Achaians resulted in his and Patroklus’ death. Achilles freely accepted this fate. Although, his decision to kill Hector and to mutilate his body drastically opposes heroic ideals. Socrates views are in complete opposition with those of Achilles. Socrates accepts the community’s unjust actions. He believed that, “acting unjustly, returning injustice, and harming someone in self defense is never right.” This belief is completely foreign to Achilles view of the world, because the majority of his actions in The Iliad are centered on his pride, anger and revenge. Similarly, The Iliad and the Trial and Death of Socrates both have heroic characters that stray from the norms of society. Achilles and Socrates examine and question the prevalent ideas in their own societies.

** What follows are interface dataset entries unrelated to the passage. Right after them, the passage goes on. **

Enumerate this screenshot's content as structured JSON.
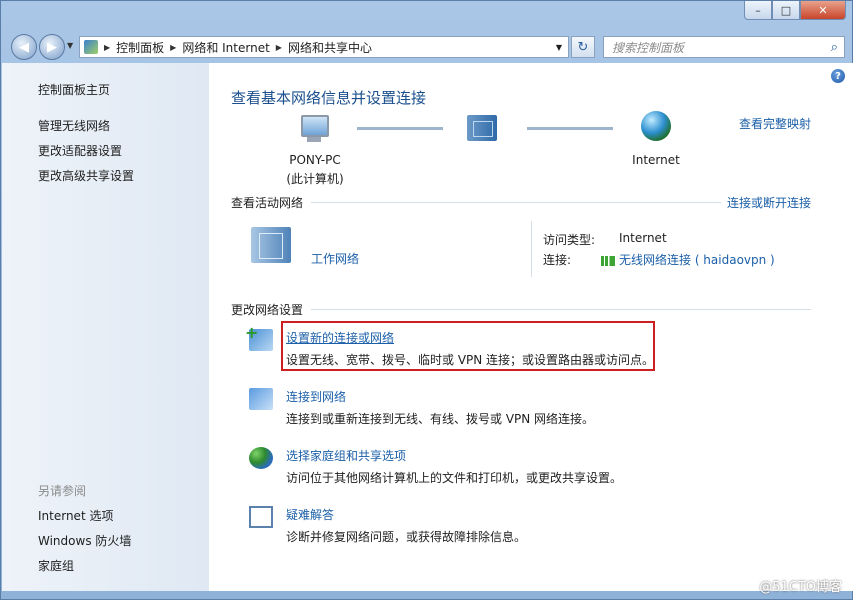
{
  "window": {
    "min": "–",
    "max": "□",
    "close": "✕"
  },
  "address": {
    "crumbs": [
      "控制面板",
      "网络和 Internet",
      "网络和共享中心"
    ],
    "search_placeholder": "搜索控制面板"
  },
  "sidebar": {
    "home": "控制面板主页",
    "items": [
      "管理无线网络",
      "更改适配器设置",
      "更改高级共享设置"
    ],
    "see_also_title": "另请参阅",
    "see_also": [
      "Internet 选项",
      "Windows 防火墙",
      "家庭组"
    ]
  },
  "main": {
    "title": "查看基本网络信息并设置连接",
    "full_map": "查看完整映射",
    "nodes": {
      "pc_name": "PONY-PC",
      "pc_sub": "(此计算机)",
      "internet": "Internet"
    },
    "active_title": "查看活动网络",
    "connect_disconnect": "连接或断开连接",
    "network_name": "工作网络",
    "access_type_label": "访问类型:",
    "access_type_value": "Internet",
    "connection_label": "连接:",
    "connection_value": "无线网络连接 ( haidaovpn )",
    "change_title": "更改网络设置",
    "tasks": [
      {
        "title": "设置新的连接或网络",
        "desc": "设置无线、宽带、拨号、临时或 VPN 连接；或设置路由器或访问点。"
      },
      {
        "title": "连接到网络",
        "desc": "连接到或重新连接到无线、有线、拨号或 VPN 网络连接。"
      },
      {
        "title": "选择家庭组和共享选项",
        "desc": "访问位于其他网络计算机上的文件和打印机，或更改共享设置。"
      },
      {
        "title": "疑难解答",
        "desc": "诊断并修复网络问题，或获得故障排除信息。"
      }
    ]
  },
  "watermark": "@51CTO博客",
  "colors": {
    "link": "#1b5fa8",
    "highlight_border": "#cc1f1f",
    "title": "#1b4f8d"
  }
}
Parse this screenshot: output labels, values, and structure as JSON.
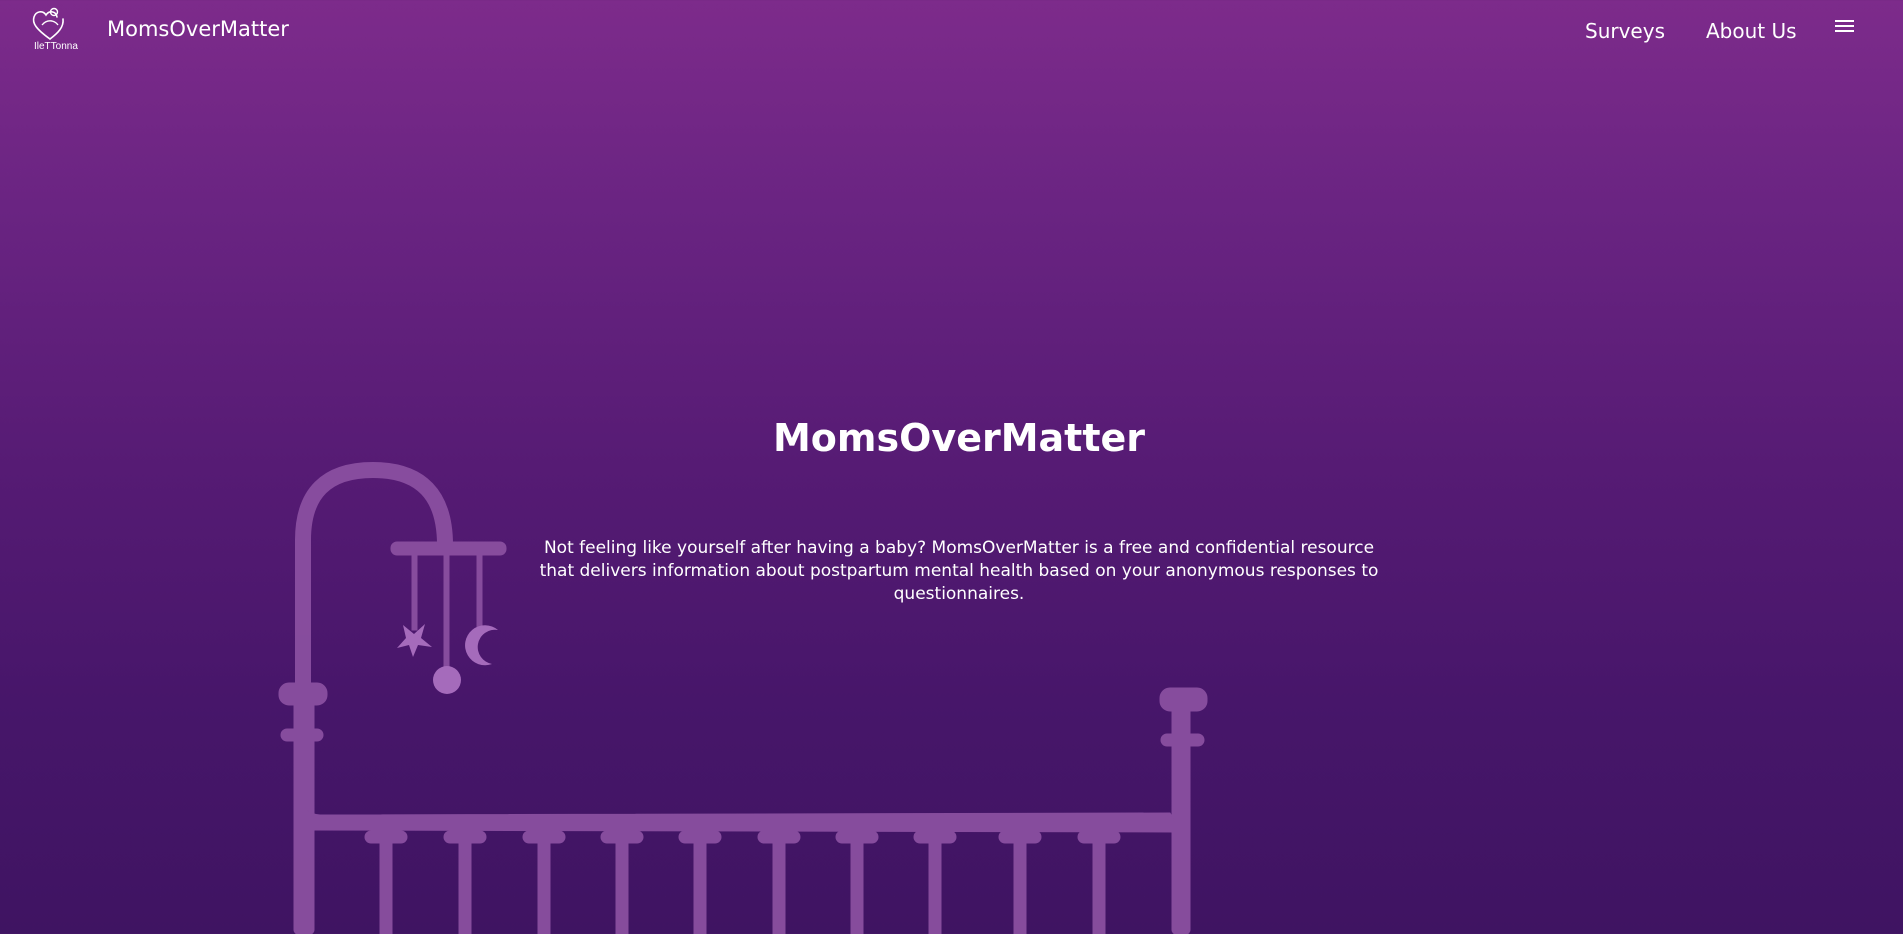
{
  "nav": {
    "logo_text": "IleTTonna",
    "brand": "MomsOverMatter",
    "links": [
      {
        "label": "Surveys"
      },
      {
        "label": "About Us"
      }
    ],
    "menu_icon": "hamburger-menu-icon"
  },
  "hero": {
    "title": "MomsOverMatter",
    "description": "Not feeling like yourself after having a baby? MomsOverMatter is a free and confidential resource that delivers information about postpartum mental health based on your anonymous responses to questionnaires."
  },
  "colors": {
    "gradient_top": "#7d2b8b",
    "gradient_bottom": "#3f1462",
    "crib": "#8a4fa0",
    "mobile_toys": "#a56bbb",
    "text": "#ffffff"
  }
}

Achilles was a complex warrior who often ignored the cultural norms of society because he saw through their fallacies, particularly in the contradictory heroic code. In the beginning of the Iliad, Achilles questions King Agamemnon’s involvement of the plague. This inquiry lead to his ultimate rebellion against the King and all social norms. Achilles’ actions were uncommon because honor within the community was vital to Homer’s concept of a hero. The hero’s whole world revolved around his relationship to his family and the city. If this personal honor awarded to him by the community was compromised, he felt life had lost its meaning. For example, Achilles felt he had lost his honor when Agamemnon takes Briseis away from him. Later, he even refuses Agamemnon’s gifts to

compensate for his previous actions because he feels it will be even more detrimental to his honor. Achilles also centers many of his actions around his utter fear of disgrace. Although, he breaks the heroic code of society by threatening to kill Agamemnon, and by showing disrespect for his superiors. For the main part, Achilles’ actions revolve around his pursuit for honor and glory, and for his sense of loyalty to the community and to the society in which he lives. He is even forewarned by his mother that if he kills Hector his “fate will stand ready.” When he hears this he made little out of death and danger, and possessed a much greater fear that he would have to live the remainder of his life as a coward. Achilles said, “May I die straightway when I have penalized